Exome sequencing has recently enabled us to identify a very likely new Dominant Congenital SMA (DCSMA) gene – in a family we have been working with and studying for quite some time. The clinical features in this family are lower limb predominant – and are summarised in our recent journal article in Brain (click here to view the article). We are keen to find other families with mutations in this gene and we canoffer research-based Sanger sequencing of this gene to any Australasian clinicians who have patients with similar features.

If you have patients or families who would be eligible for this collaborative study, please contact Dr Emily Oates.

Phase III Ataluren trial

A  new phase 3 trial of Ataluren (PTC124) for nonsense-mediated Duchenne MD is about to start in Melbourne at the Royal Children’s Hospital, and in Sydney at the Children’s Hospital at Westmead.

The trial is a large international double-blind randomised controlled study of 220 subjects from centres in Australia, the US, South America and Europe.

Ataluren is given orally three times a day.
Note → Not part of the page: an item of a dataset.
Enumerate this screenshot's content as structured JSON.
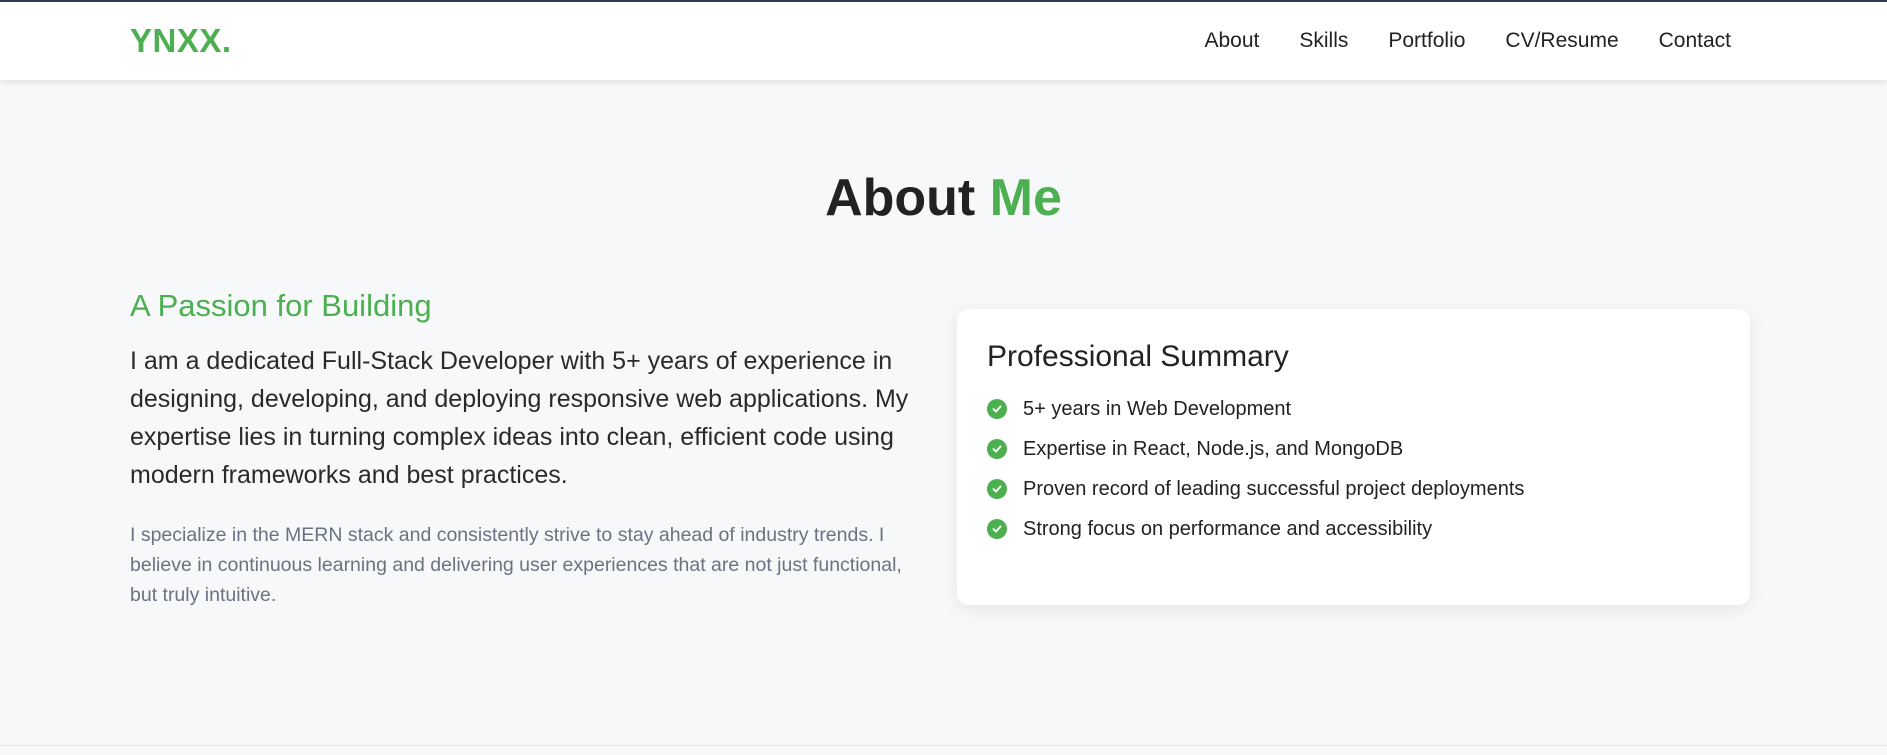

Side-effects are minimal/none.

The two centres in Melbourne and Sydney are interested in recruiting subjects from Victoria, NSW, and interstate and would welcome expressions of interest from families with children who might be suitable for this trial.

The Inclusion criteria are:
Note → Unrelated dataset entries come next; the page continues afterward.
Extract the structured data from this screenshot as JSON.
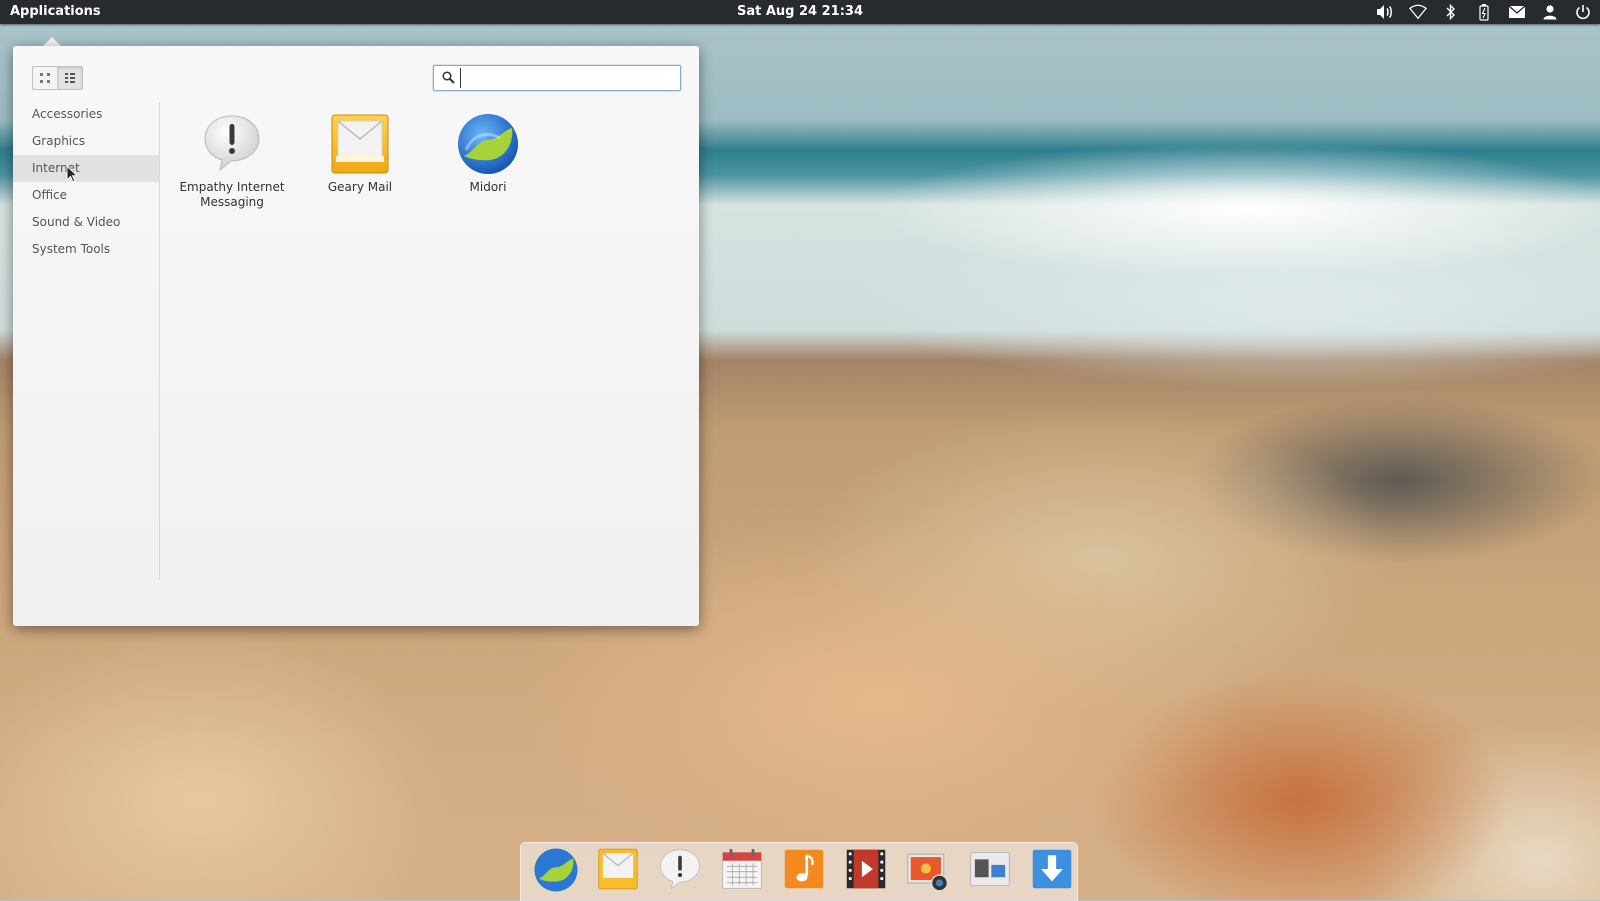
{
  "panel": {
    "applications_label": "Applications",
    "clock": "Sat Aug 24 21:34",
    "indicators": [
      "volume-icon",
      "wifi-icon",
      "bluetooth-icon",
      "battery-icon",
      "mail-icon",
      "user-icon",
      "power-icon"
    ]
  },
  "menu": {
    "view_modes": [
      "grid-view-icon",
      "category-view-icon"
    ],
    "active_view": "category-view-icon",
    "search": {
      "value": "",
      "placeholder": ""
    },
    "categories": [
      {
        "label": "Accessories"
      },
      {
        "label": "Graphics"
      },
      {
        "label": "Internet"
      },
      {
        "label": "Office"
      },
      {
        "label": "Sound & Video"
      },
      {
        "label": "System Tools"
      }
    ],
    "selected_category": "Internet",
    "apps": [
      {
        "line1": "Empathy Internet",
        "line2": "Messaging",
        "icon": "empathy-icon"
      },
      {
        "line1": "Geary Mail",
        "line2": "",
        "icon": "geary-mail-icon"
      },
      {
        "line1": "Midori",
        "line2": "",
        "icon": "midori-icon"
      }
    ]
  },
  "dock": {
    "items": [
      "midori-icon",
      "geary-mail-icon",
      "empathy-icon",
      "calendar-icon",
      "music-icon",
      "video-icon",
      "photos-icon",
      "switchboard-icon",
      "software-center-icon"
    ]
  },
  "colors": {
    "panel_bg": "#272b2f",
    "menu_bg": "#f7f7f7",
    "selected_category_bg": "#e1e1e1",
    "search_border": "#8aaad0"
  }
}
Boys with DMD aged 7-16 inclusive

Gene sequencing showing a nonsense (stop mutation) in dystrophin. Boys with deletions or duplications are not suitable for this study.

Boys whose mutations are not currently known may be suitable for the study but might need further testing before we could be sure of this.

Steroid treatment for at least 6 months prior to recruitment into study, having been on a stable dose for 3 months

Able to complete 150m on a 6-minute walk test, the distance walked on the 6MWT must be less than 80% normally predicted for age. This is make sure that boys included in the study are quite symptomatic, which maximises the chances of proving effectiveness of the medication.

Exclusion criteria are:

Treatment with systemic aminoglycosides (Gentamicin or tobramycin) in the 3 months before enrolment

Change in mediations for cardiac failure within 3 m of enrolment

Exposure to other investigational drugs within 3 months

Current participation in other clinical trials

Treatment with warfarin or dilantin

Expectation of need for scoliosis surgery within 12 months of enrolment

Families interested in knowing more about the study are invited to contact Daniella Villano [03 9345  4633 or Daniella.villano@rch.org.au] in Victoria, or Carleen Fernandez [02 9845 1328 or carleen.fernandez@health.nsw.gov.au] in NSW